Within the last few weeks, however, cracks have emerged in the region’s mighty economies, and analysts and policy makers have become more concerned about the painful disruption that could spill into Asia as the situation in Europe continues to deteriorate and the United States’ growth remains subdued.
Exports from Asia have been softening for months as demand in Europe, in particular, has slowed. Although many countries depend less on exports than they once did, the sector remains crucial for economies like those of Taiwan and South Korea and for the small, open economies of Hong Kong and Singapore, economists say.
“The potential risks for Asia have increased” as the European crisis has moved beyond small peripheral economies like Greece, enveloping larger countries like Italy, Spain and even France, said Frederic Neumann, co-head of Asian economic research at HSBC in Hong Kong.
China won't save us – safeguard your wealth now
Thank goodness for China.
The US is going nowhere. Europe's heading back into recession. But China should be able to keep global growth going.
And even if China suffers a few bumps along the road, it's the superpower of the future. So best invest in it now.
At least, that's the story the bulls are sticking to.
Sadly, it isn't likely to work out that way. With China now facing some huge problems, the country is a long way from being a 'safe haven' for investors.
Let me explain why – and then we'll take a look at where you should really be looking to invest your money in these uncertain times.
China PMI Falls for First Time Since 2009
China’s manufacturing contracted for the first time since February 2009 as the property market cooled and Europe’s crisis cut export demand, a survey showed.

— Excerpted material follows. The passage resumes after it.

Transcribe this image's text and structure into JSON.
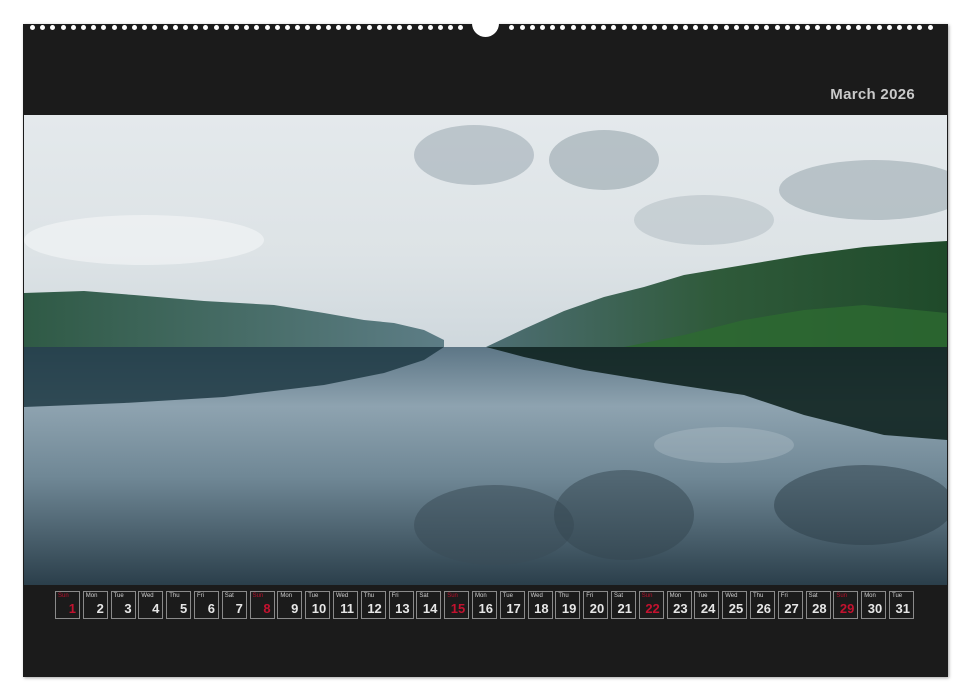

The Purchasing Managers’ Index fell to 49.0 in November from 50.4 in October, the China Federation of Logistics and Purchasing said in a statement today. The median estimate in a Bloomberg News survey of 18 economists was 49.8. A level above 50 indicates expansion.
The central bank last night announced the first cut in banks’ reserve requirements since 2008, moving two hours before the U.S. Federal Reserve led a global effort to ease Europe’s sovereign-debt crisis. The move will add about 370 billion yuan ($58 billion) to the financial system and more reductions may follow as the government seeks to support growth, Citigroup Inc. said

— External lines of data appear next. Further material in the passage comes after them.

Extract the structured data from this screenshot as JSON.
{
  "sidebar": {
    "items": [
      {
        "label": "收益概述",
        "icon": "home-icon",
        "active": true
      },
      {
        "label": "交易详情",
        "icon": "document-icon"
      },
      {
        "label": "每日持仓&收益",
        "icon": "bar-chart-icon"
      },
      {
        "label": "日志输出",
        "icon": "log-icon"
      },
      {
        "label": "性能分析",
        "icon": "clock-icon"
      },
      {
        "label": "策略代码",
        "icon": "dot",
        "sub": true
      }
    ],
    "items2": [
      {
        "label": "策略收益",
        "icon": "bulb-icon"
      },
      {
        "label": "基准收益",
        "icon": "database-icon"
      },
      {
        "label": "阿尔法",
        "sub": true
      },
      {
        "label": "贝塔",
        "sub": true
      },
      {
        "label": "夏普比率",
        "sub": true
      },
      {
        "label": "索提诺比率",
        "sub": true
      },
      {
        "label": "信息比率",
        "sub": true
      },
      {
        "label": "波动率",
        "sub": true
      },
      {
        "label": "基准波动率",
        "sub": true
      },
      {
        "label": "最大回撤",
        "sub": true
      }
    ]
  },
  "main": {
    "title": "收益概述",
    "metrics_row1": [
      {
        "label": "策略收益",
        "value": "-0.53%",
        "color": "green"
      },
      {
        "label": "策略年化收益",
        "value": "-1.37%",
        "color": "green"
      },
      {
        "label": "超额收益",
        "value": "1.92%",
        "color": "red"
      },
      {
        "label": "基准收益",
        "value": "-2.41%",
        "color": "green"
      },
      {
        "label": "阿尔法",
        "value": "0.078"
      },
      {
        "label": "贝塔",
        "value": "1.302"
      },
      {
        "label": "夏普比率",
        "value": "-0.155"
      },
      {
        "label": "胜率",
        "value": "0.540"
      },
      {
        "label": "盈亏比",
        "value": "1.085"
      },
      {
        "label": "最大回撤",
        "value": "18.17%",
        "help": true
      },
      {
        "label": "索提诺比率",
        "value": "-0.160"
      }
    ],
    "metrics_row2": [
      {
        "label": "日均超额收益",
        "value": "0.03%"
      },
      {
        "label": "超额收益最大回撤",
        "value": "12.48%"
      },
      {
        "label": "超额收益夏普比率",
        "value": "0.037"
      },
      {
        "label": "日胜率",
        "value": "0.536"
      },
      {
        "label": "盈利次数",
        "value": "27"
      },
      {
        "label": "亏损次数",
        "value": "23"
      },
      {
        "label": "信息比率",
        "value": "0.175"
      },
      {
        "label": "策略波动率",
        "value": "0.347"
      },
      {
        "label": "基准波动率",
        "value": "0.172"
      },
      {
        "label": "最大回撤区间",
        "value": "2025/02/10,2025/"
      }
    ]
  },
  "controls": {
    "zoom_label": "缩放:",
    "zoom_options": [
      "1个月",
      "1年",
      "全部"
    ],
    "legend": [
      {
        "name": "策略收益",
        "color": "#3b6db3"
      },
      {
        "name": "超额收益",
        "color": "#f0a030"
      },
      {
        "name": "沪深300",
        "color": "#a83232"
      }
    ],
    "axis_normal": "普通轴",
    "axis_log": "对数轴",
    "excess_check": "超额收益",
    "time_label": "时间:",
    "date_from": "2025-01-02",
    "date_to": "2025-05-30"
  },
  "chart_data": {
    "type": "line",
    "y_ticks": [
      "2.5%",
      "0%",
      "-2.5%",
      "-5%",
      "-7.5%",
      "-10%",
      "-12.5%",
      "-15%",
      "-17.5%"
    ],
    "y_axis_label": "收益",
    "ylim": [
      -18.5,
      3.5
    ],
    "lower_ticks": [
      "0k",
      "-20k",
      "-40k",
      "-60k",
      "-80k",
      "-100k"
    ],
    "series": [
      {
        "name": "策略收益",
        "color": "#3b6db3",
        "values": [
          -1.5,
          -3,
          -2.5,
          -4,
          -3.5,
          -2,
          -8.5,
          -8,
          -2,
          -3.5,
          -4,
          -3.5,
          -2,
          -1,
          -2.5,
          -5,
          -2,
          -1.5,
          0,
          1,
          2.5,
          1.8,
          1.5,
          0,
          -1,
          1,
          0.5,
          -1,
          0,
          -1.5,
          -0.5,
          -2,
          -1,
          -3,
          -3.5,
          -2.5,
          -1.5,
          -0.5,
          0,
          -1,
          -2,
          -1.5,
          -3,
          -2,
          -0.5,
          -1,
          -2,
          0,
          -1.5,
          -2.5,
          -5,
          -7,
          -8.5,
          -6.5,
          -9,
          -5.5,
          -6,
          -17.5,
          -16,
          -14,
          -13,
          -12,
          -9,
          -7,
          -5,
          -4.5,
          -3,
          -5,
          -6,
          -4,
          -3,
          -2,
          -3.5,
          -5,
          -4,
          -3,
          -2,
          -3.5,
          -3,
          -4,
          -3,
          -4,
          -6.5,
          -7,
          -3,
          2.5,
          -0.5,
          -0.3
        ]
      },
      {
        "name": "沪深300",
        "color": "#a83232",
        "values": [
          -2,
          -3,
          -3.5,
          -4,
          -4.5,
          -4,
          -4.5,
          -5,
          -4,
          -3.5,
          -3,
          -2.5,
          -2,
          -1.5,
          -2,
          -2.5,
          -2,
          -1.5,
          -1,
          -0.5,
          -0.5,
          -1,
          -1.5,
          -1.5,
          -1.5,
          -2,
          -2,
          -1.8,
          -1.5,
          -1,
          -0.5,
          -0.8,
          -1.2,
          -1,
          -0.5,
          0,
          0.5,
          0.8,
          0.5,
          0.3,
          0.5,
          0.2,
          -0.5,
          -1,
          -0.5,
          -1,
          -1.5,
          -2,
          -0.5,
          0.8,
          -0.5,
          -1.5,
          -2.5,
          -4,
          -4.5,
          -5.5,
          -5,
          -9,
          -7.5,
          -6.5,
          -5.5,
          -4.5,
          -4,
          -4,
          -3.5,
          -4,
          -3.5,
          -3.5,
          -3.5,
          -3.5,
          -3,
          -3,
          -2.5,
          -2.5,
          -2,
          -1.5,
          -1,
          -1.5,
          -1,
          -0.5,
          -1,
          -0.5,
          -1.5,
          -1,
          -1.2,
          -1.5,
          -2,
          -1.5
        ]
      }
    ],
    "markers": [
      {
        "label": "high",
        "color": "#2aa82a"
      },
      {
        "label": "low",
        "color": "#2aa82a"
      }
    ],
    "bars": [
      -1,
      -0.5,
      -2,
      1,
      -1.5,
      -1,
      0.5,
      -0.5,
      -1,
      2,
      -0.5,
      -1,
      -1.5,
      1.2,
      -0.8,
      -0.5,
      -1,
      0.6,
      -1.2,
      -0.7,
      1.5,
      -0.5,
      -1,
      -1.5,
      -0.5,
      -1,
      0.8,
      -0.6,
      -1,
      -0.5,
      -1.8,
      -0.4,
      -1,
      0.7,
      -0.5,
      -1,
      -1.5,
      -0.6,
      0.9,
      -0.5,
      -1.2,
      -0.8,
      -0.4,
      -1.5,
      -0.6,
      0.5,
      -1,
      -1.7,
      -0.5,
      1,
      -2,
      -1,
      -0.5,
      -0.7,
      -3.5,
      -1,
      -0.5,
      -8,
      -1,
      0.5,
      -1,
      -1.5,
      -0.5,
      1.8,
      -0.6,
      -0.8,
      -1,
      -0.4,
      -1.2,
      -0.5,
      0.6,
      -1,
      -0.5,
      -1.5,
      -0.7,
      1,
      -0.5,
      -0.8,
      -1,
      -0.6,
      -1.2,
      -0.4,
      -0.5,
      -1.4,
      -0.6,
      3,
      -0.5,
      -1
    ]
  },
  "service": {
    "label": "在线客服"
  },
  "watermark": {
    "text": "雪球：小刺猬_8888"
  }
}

Today’s report “clearly adds to the urgency for easing,” said Yao Wei, a Hong Kong-based economist with Societe Generale SA. “The PMI is showing weakness across the board and this would seem to be the reason the government cut banks’ reserve requirements. If this trend continues we should see another cut pretty soon.”